▶ [Exercise prompt]: Any image in the records should be left out; output everything else exactly.

▶ [Provided entries]:
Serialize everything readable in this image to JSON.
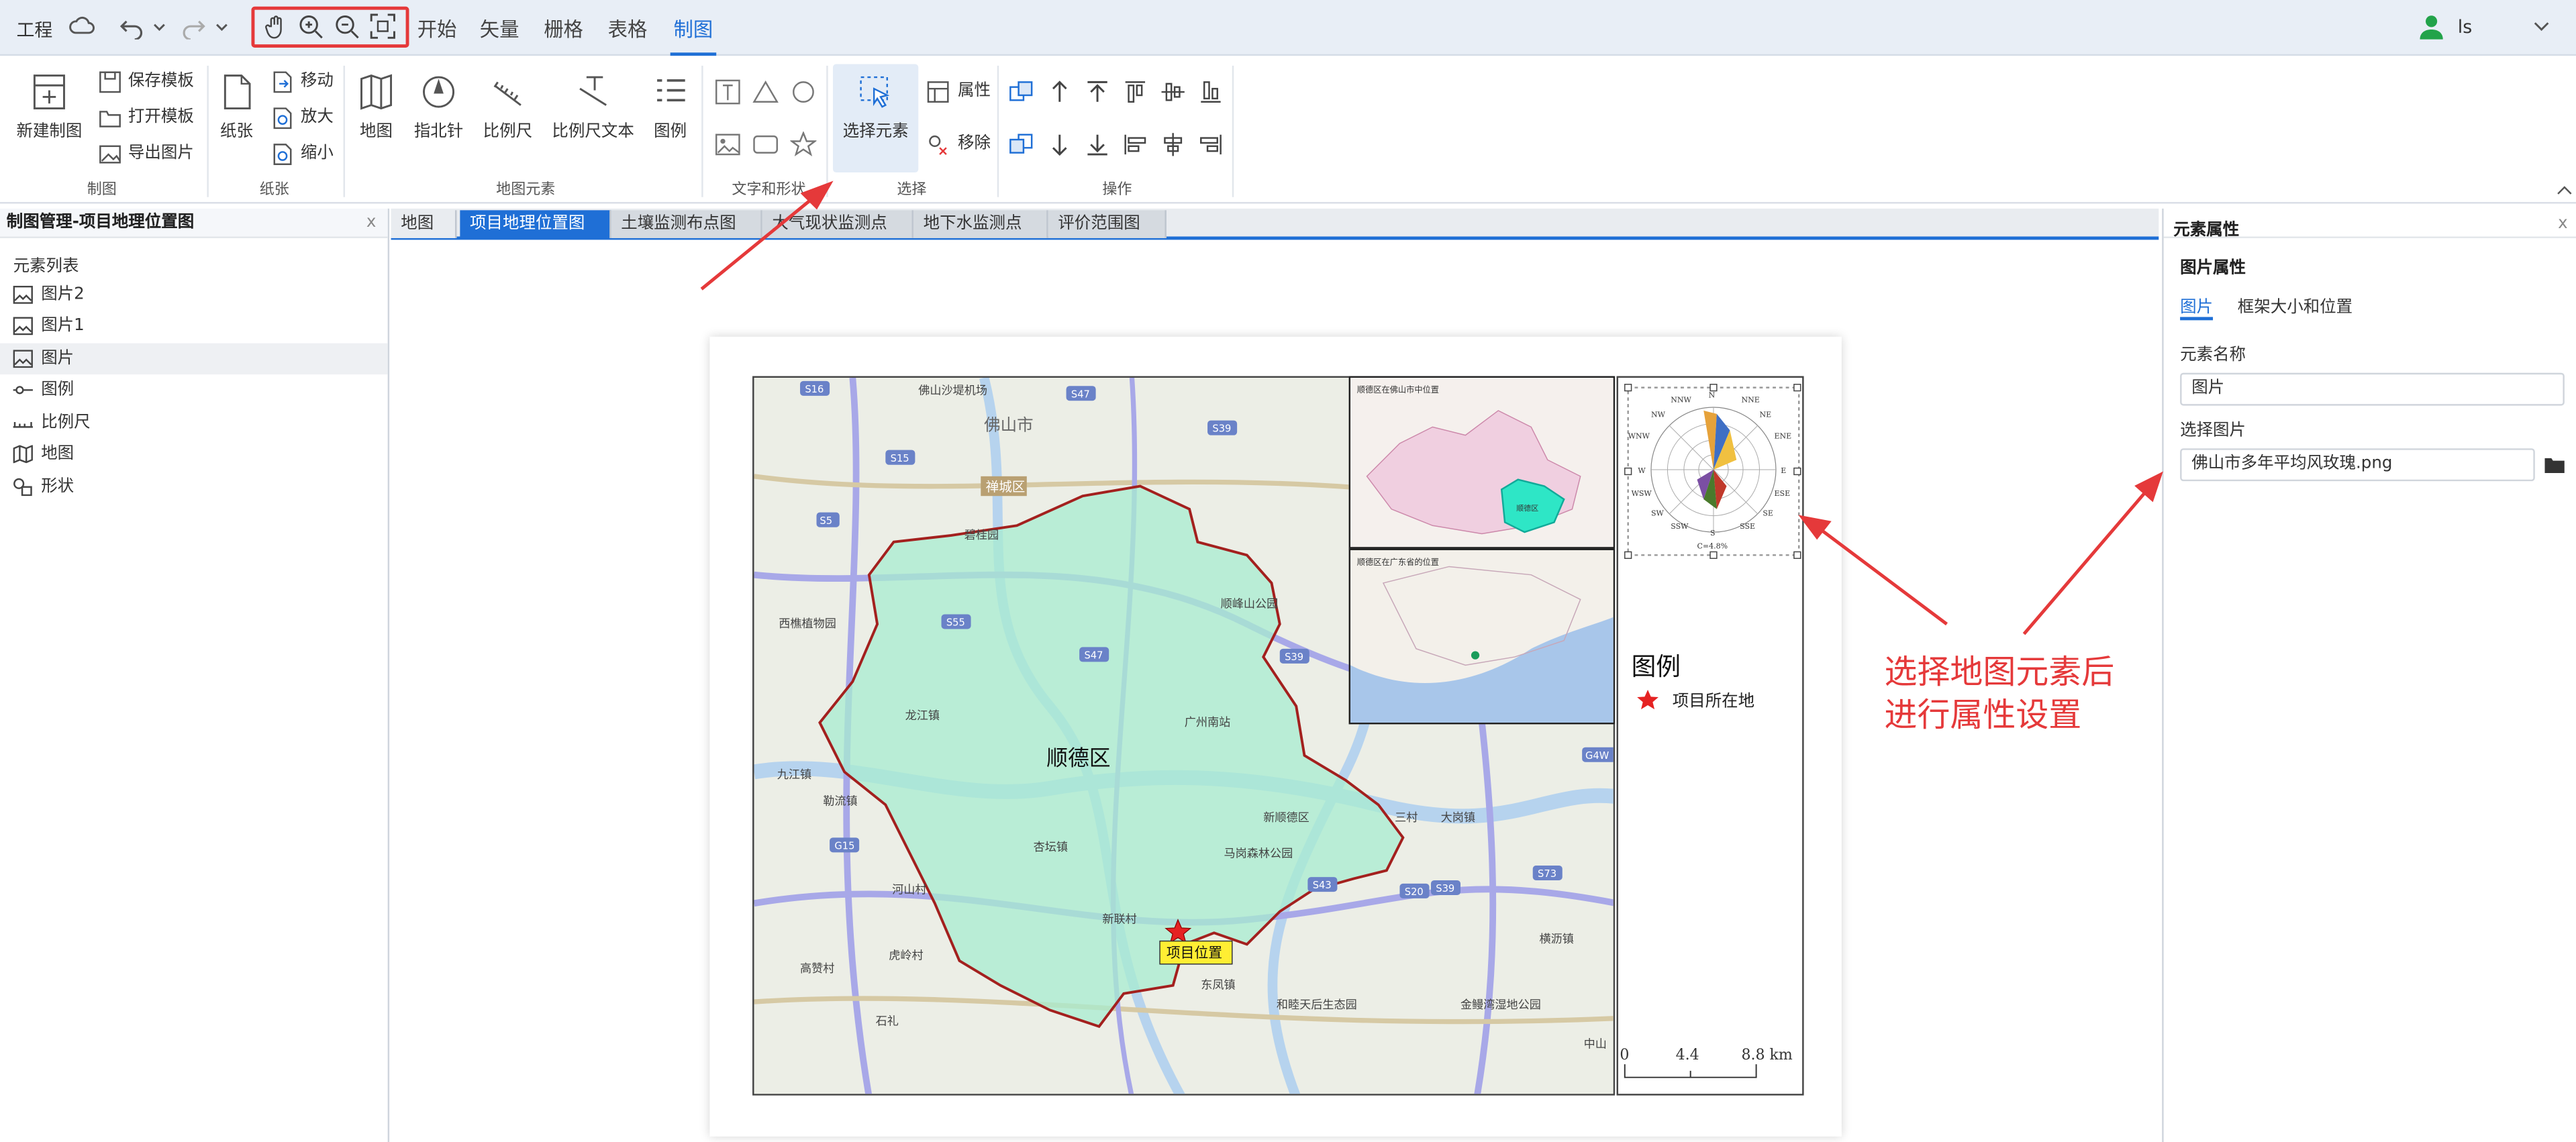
{
  "topbar": {
    "project_label": "工程",
    "menus": [
      "开始",
      "矢量",
      "栅格",
      "表格",
      "制图"
    ],
    "user": "ls"
  },
  "ribbon": {
    "new_map": "新建制图",
    "save_template": "保存模板",
    "open_template": "打开模板",
    "export_image": "导出图片",
    "group_map": "制图",
    "paper": "纸张",
    "move": "移动",
    "zoom_in": "放大",
    "zoom_out": "缩小",
    "group_paper": "纸张",
    "map": "地图",
    "north_arrow": "指北针",
    "scale_bar": "比例尺",
    "scale_text": "比例尺文本",
    "legend": "图例",
    "group_elements": "地图元素",
    "group_text_shape": "文字和形状",
    "select_element": "选择元素",
    "properties": "属性",
    "remove": "移除",
    "group_select": "选择",
    "group_ops": "操作"
  },
  "left_panel": {
    "title": "制图管理-项目地理位置图",
    "list_title": "元素列表",
    "items": [
      "图片2",
      "图片1",
      "图片",
      "图例",
      "比例尺",
      "地图",
      "形状"
    ]
  },
  "tabs": [
    {
      "label": "地图"
    },
    {
      "label": "项目地理位置图"
    },
    {
      "label": "土壤监测布点图"
    },
    {
      "label": "大气现状监测点"
    },
    {
      "label": "地下水监测点"
    },
    {
      "label": "评价范围图"
    }
  ],
  "map": {
    "district": "顺德区",
    "project_label": "项目位置",
    "city": "佛山市",
    "chancheng": "禅城区",
    "places": [
      "佛山沙堤机场",
      "西樵植物园",
      "九江镇",
      "龙江镇",
      "勒流镇",
      "杏坛镇",
      "河山村",
      "虎岭村",
      "石礼",
      "高赞村",
      "新联村",
      "东凤镇",
      "和睦天后生态园",
      "金鳗湾湿地公园",
      "三村",
      "大岗镇",
      "横沥镇",
      "中山",
      "新顺德区",
      "马岗森林公园",
      "顺峰山公园",
      "广州南站",
      "碧桂园"
    ],
    "road_labels": [
      "S16",
      "S47",
      "S39",
      "S15",
      "S5",
      "S55",
      "S47",
      "S39",
      "G15",
      "S43",
      "S20",
      "S39",
      "S73",
      "G4W"
    ],
    "inset1_title": "顺德区在佛山市中位置",
    "inset2_title": "顺德区在广东省的位置",
    "inset1_label": "顺德区"
  },
  "legend": {
    "title": "图例",
    "item": "项目所在地",
    "scale_ticks": [
      "0",
      "4.4",
      "8.8 km"
    ],
    "rose_dirs": [
      "N",
      "NNE",
      "NE",
      "ENE",
      "E",
      "ESE",
      "SE",
      "SSE",
      "S",
      "SSW",
      "SW",
      "WSW",
      "W",
      "WNW",
      "NW",
      "NNW"
    ],
    "calm": "C=4.8%"
  },
  "right_panel": {
    "title": "元素属性",
    "subtitle": "图片属性",
    "tab_image": "图片",
    "tab_frame": "框架大小和位置",
    "name_label": "元素名称",
    "name_value": "图片",
    "select_label": "选择图片",
    "select_value": "佛山市多年平均风玫瑰.png"
  },
  "annotation": {
    "line1": "选择地图元素后",
    "line2": "进行属性设置"
  },
  "colors": {
    "accent": "#1f6fd6",
    "annotation": "#e5393a",
    "district_fill": "#a8ecd0",
    "boundary": "#a3201e"
  }
}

▶ [Task response]:
Serialize everything readable in this image to JSON.
{
  "topbar": {
    "project_label": "工程",
    "menus": [
      "开始",
      "矢量",
      "栅格",
      "表格",
      "制图"
    ],
    "user": "ls"
  },
  "ribbon": {
    "new_map": "新建制图",
    "save_template": "保存模板",
    "open_template": "打开模板",
    "export_image": "导出图片",
    "group_map": "制图",
    "paper": "纸张",
    "move": "移动",
    "zoom_in": "放大",
    "zoom_out": "缩小",
    "group_paper": "纸张",
    "map": "地图",
    "north_arrow": "指北针",
    "scale_bar": "比例尺",
    "scale_text": "比例尺文本",
    "legend": "图例",
    "group_elements": "地图元素",
    "group_text_shape": "文字和形状",
    "select_element": "选择元素",
    "properties": "属性",
    "remove": "移除",
    "group_select": "选择",
    "group_ops": "操作"
  },
  "left_panel": {
    "title": "制图管理-项目地理位置图",
    "list_title": "元素列表",
    "items": [
      "图片2",
      "图片1",
      "图片",
      "图例",
      "比例尺",
      "地图",
      "形状"
    ]
  },
  "tabs": [
    {
      "label": "地图"
    },
    {
      "label": "项目地理位置图"
    },
    {
      "label": "土壤监测布点图"
    },
    {
      "label": "大气现状监测点"
    },
    {
      "label": "地下水监测点"
    },
    {
      "label": "评价范围图"
    }
  ],
  "map": {
    "district": "顺德区",
    "project_label": "项目位置",
    "city": "佛山市",
    "chancheng": "禅城区",
    "places": [
      "佛山沙堤机场",
      "西樵植物园",
      "九江镇",
      "龙江镇",
      "勒流镇",
      "杏坛镇",
      "河山村",
      "虎岭村",
      "石礼",
      "高赞村",
      "新联村",
      "东凤镇",
      "和睦天后生态园",
      "金鳗湾湿地公园",
      "三村",
      "大岗镇",
      "横沥镇",
      "中山",
      "新顺德区",
      "马岗森林公园",
      "顺峰山公园",
      "广州南站",
      "碧桂园"
    ],
    "road_labels": [
      "S16",
      "S47",
      "S39",
      "S15",
      "S5",
      "S55",
      "S47",
      "S39",
      "G15",
      "S43",
      "S20",
      "S39",
      "S73",
      "G4W"
    ],
    "inset1_title": "顺德区在佛山市中位置",
    "inset2_title": "顺德区在广东省的位置",
    "inset1_label": "顺德区"
  },
  "legend": {
    "title": "图例",
    "item": "项目所在地",
    "scale_ticks": [
      "0",
      "4.4",
      "8.8 km"
    ],
    "rose_dirs": [
      "N",
      "NNE",
      "NE",
      "ENE",
      "E",
      "ESE",
      "SE",
      "SSE",
      "S",
      "SSW",
      "SW",
      "WSW",
      "W",
      "WNW",
      "NW",
      "NNW"
    ],
    "calm": "C=4.8%"
  },
  "right_panel": {
    "title": "元素属性",
    "subtitle": "图片属性",
    "tab_image": "图片",
    "tab_frame": "框架大小和位置",
    "name_label": "元素名称",
    "name_value": "图片",
    "select_label": "选择图片",
    "select_value": "佛山市多年平均风玫瑰.png"
  },
  "annotation": {
    "line1": "选择地图元素后",
    "line2": "进行属性设置"
  },
  "colors": {
    "accent": "#1f6fd6",
    "annotation": "#e5393a",
    "district_fill": "#a8ecd0",
    "boundary": "#a3201e"
  }
}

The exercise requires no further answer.